_What needs to be done_
Copy every line of the records below that holds the word "perm".

======== Data in this exercise

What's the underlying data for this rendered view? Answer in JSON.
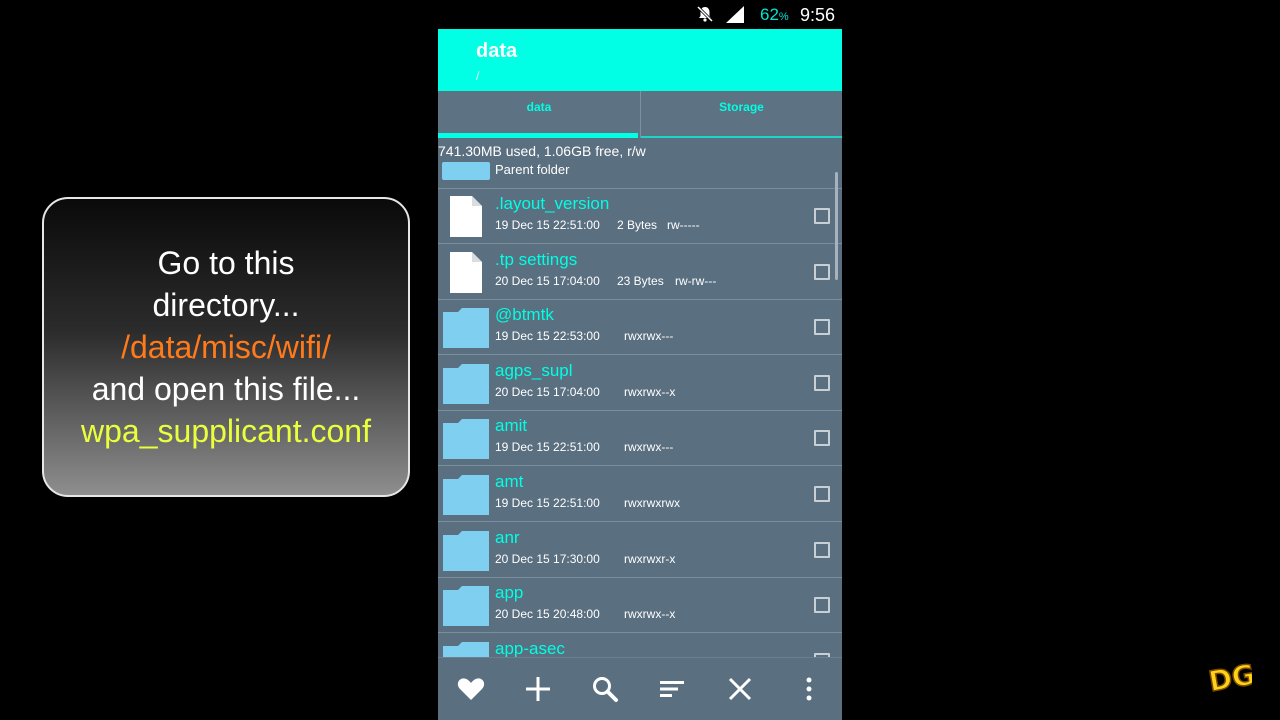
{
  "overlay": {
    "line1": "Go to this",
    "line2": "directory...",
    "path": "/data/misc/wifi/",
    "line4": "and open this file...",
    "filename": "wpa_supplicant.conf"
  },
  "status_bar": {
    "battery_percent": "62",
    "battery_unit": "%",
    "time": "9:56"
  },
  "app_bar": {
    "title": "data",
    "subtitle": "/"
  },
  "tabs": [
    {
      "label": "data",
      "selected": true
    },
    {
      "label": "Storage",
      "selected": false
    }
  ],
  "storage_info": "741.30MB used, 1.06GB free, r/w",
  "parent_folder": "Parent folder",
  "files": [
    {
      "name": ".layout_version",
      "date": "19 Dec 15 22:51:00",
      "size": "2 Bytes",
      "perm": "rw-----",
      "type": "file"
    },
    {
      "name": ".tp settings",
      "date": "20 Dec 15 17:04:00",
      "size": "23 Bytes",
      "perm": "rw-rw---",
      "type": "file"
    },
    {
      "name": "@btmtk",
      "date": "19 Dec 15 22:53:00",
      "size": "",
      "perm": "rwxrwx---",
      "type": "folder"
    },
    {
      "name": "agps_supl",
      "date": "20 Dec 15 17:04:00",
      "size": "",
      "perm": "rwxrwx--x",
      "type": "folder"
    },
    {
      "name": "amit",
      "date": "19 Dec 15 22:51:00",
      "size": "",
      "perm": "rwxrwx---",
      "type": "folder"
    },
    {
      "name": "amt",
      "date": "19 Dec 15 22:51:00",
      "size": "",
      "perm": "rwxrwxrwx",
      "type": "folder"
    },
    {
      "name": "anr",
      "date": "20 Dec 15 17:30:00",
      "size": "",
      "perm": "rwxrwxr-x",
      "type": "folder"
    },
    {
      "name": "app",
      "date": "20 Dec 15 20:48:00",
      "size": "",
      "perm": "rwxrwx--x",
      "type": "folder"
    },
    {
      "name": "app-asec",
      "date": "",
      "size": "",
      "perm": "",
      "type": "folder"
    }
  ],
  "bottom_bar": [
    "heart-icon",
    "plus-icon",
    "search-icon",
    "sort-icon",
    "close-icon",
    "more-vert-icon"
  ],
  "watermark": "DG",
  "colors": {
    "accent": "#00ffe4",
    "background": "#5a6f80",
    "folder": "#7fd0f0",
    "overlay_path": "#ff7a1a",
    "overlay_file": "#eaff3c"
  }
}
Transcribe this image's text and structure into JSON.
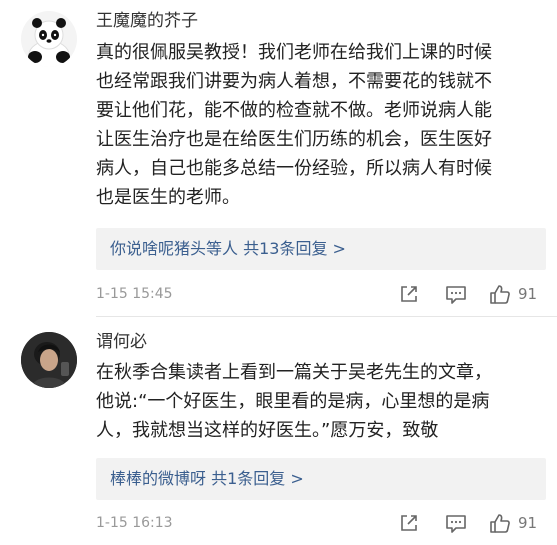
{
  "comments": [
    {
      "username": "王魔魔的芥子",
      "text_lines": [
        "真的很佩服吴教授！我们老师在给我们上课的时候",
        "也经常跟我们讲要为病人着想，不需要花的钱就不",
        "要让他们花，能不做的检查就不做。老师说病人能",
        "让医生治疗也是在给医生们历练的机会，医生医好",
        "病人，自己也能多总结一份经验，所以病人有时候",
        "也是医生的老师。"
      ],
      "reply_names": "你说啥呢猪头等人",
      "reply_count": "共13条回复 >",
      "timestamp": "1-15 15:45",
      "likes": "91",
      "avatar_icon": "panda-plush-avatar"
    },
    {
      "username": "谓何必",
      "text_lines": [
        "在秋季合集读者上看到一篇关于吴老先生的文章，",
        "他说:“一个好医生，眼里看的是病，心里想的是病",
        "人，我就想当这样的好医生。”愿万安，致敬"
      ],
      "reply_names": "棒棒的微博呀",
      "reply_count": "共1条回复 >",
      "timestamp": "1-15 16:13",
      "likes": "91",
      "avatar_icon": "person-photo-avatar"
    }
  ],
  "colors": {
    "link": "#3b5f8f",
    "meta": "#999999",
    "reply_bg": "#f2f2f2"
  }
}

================

_Result_
      "perm": "rw-----",
      "perm": "rw-rw---",
      "perm": "rwxrwx---",
      "perm": "rwxrwx--x",
      "perm": "rwxrwx---",
      "perm": "rwxrwxrwx",
      "perm": "rwxrwxr-x",
      "perm": "rwxrwx--x",
      "perm": "",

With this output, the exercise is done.